In 1944, after the armistice between Italy and the Allies, Rappini joined the Italian Service Units, groups of volunteer prisoners employed as a workforce in support of the Allied war effort (Rappini was part of the Italian Service Unit at Fort Meade). Also during his imprisonment, Rappini had the opportunity to learn to speak and write in English, which after the war would allow him to work with the UNRRA (United Nations Relief and Rehabilitation program) and later – after an unfortunate attempt to emigrate to Boston – he emigrate to Canada, disembarking in June 1951 at Pier 21 of the Port of Halifax,  the same pier at which he had landed in 1942 as a prisoner, coming from Great Britain and bound for the Tennessee prison camp. Here Rampini found work and a girl who became his wife.

Durbo’s crewmembers in POW Camp 17, Lodge Moor, fall 1942.

Only six months after the sinking, Antonio Pisciotta’s parents, who believed their son to be dead, received a telegram informing them that their son was alive and a prisoner. After the war, in 1951, Pisciotta returned to the United States, to settle there with his wife and three children.

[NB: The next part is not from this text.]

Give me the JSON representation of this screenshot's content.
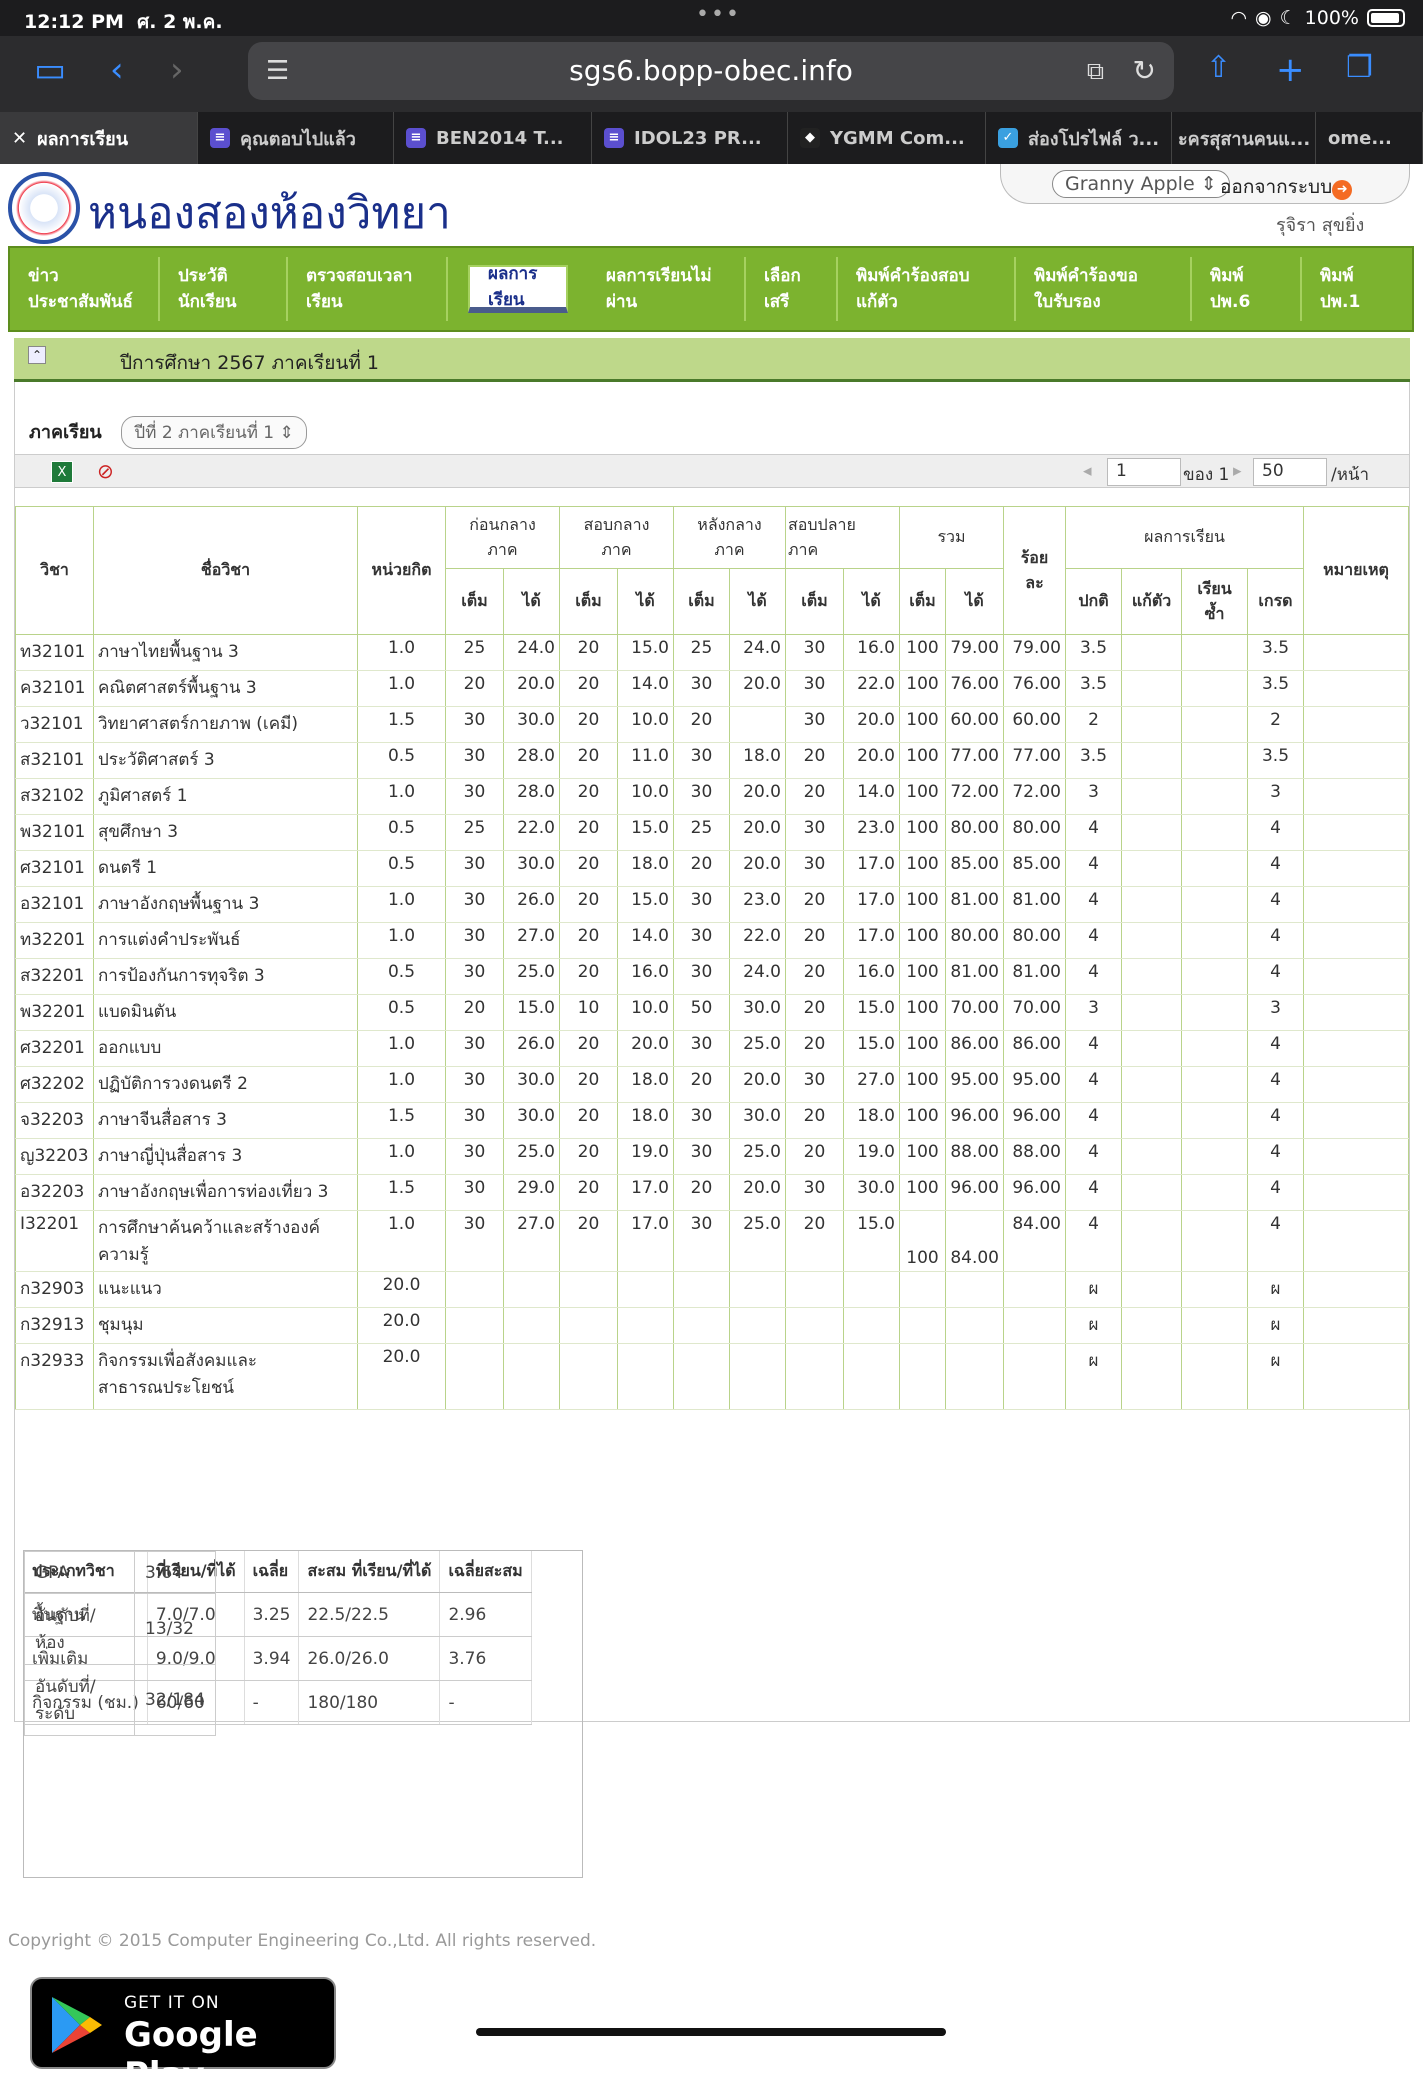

Below, an eyewitness recount from the BBC ”People’s War’ published on 20 May 2004

The date was October 7th. We resumed our anti-submarine patrols on our return to Gib. The next incident I remember was some 10 days later, when we engaged an Italian submarine in company with the destroyers Wrestler and Vidette and eventually sunk the submarine. The original sighting was by the air patrol from Gib. The aircraft dropped bombs and caused the sub. to dive. The destroyers then were called in and we then engaged in a combined operation dropping depth charges in relay. I was in the wheelhouse on duty at action stations and was able to follow the action at first hand. The submarine suddenly surfaced and a short exchange of gunfire ensued. Very soon it was apparent that the Italian crew were abandoning ship. A boarding party was dispatched by one of the destroyers and some papers were recovered before the submarine sank. The next action to involve us was the receipt of a dozen or so of prisoners in our mess deck. A very strange feeling to have them amongst us but very soon we were made aware that they were much relieved to be out of the war They were singing songs to us later in the mess deck and making it so obvious they were no longer a threat. I have in my possession a drawing in pencil made by one of them showing his impressions of the sinking.

Original Italian text by Lorenzo Colombo adapted and translated by Cristiano D’Adamo

Operational Records

TypePatrols (Med.)Patrols (Other)NM SurfaceNM Sub.Days at SeaNM/DayAverage Speed
Submarine – Coastal6259897634 105.12 4.38


6/16/194006:10C.C. Armando AcanforaMediterranean34°06’N-11°33’E TorpedoFailed?Corvette or DestroyerFrance

Crew Members Lost

Last NameFirst NameRankItalian RankDate